- EXERCISE AIM
Throughout the material below, count each line in which the word "delete" appears, then reply with the count only.

- DATA PROVIDED
[Start of section]

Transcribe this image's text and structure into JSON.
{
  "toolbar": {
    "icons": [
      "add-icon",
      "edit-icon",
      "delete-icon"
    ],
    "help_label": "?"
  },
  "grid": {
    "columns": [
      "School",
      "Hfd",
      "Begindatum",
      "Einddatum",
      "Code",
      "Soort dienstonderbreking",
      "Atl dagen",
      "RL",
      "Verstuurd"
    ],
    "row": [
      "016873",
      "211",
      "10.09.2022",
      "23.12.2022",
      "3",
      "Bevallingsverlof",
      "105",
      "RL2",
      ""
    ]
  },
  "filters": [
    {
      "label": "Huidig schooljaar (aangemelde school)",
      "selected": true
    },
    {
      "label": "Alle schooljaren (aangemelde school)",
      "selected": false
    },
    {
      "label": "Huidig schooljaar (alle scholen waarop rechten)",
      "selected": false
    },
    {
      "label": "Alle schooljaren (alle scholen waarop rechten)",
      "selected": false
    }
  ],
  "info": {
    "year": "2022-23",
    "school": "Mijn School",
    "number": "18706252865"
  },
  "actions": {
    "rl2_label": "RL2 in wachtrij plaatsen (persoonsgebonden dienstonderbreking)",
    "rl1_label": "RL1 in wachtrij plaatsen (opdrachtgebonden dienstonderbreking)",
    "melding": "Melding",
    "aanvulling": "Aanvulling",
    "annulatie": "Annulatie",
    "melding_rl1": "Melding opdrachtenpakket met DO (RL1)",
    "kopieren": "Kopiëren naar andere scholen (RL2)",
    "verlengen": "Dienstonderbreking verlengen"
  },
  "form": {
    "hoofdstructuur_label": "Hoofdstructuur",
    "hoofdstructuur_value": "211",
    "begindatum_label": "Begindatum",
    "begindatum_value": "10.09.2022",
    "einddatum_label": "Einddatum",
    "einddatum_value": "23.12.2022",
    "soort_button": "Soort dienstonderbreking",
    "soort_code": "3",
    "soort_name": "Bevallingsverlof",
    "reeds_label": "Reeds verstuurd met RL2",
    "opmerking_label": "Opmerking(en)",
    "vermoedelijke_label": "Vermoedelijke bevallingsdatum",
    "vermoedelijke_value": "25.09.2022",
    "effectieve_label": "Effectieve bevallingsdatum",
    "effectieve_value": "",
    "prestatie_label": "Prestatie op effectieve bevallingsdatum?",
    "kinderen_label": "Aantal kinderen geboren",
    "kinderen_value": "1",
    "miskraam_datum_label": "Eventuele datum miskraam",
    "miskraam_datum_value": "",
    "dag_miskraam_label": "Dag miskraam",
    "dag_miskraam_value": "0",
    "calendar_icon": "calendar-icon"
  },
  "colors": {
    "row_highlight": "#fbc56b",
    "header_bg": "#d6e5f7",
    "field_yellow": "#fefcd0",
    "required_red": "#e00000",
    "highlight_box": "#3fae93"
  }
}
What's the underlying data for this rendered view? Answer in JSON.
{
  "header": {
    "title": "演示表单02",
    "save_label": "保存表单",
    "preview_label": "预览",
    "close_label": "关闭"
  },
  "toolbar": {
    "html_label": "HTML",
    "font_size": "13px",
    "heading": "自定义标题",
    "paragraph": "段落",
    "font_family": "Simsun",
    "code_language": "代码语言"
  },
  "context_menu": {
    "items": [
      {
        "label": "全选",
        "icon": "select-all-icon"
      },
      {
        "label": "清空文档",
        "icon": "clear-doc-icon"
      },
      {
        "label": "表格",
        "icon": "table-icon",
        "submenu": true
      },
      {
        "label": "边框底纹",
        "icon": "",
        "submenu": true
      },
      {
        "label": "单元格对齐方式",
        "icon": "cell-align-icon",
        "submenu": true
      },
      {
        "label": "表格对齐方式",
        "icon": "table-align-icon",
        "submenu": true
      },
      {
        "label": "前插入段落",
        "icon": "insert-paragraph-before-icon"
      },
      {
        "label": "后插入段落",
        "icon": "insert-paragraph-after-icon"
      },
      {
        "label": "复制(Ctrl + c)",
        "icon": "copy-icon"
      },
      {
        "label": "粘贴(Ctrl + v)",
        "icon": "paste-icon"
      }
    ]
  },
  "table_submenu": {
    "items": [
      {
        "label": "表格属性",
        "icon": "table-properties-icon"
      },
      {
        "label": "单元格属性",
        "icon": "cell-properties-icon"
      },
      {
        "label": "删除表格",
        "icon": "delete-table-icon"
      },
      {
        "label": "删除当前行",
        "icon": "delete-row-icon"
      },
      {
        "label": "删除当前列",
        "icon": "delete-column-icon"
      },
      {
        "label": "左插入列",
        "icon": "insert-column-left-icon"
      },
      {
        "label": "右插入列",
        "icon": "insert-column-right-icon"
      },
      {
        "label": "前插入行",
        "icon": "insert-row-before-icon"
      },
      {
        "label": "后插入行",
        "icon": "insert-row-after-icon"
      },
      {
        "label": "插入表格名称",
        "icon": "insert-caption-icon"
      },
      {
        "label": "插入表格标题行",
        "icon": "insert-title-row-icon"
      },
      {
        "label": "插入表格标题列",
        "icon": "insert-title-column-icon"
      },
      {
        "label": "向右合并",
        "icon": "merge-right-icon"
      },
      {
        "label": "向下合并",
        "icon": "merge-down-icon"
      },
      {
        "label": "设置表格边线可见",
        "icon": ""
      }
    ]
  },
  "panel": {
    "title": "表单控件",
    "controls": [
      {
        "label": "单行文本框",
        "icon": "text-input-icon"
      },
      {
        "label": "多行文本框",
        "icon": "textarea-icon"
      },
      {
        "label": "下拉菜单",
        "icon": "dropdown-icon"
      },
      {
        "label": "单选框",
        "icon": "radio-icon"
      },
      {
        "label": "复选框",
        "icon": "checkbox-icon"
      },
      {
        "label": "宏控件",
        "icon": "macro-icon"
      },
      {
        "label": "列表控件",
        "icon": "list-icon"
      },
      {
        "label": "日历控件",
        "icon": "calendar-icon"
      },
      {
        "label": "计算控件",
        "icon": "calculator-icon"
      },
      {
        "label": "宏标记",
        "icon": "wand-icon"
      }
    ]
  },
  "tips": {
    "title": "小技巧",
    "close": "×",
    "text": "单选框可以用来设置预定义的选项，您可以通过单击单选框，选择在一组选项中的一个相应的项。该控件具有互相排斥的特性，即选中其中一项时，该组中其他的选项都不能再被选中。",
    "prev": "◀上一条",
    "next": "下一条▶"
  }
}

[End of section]

- WORKED SOLUTION
4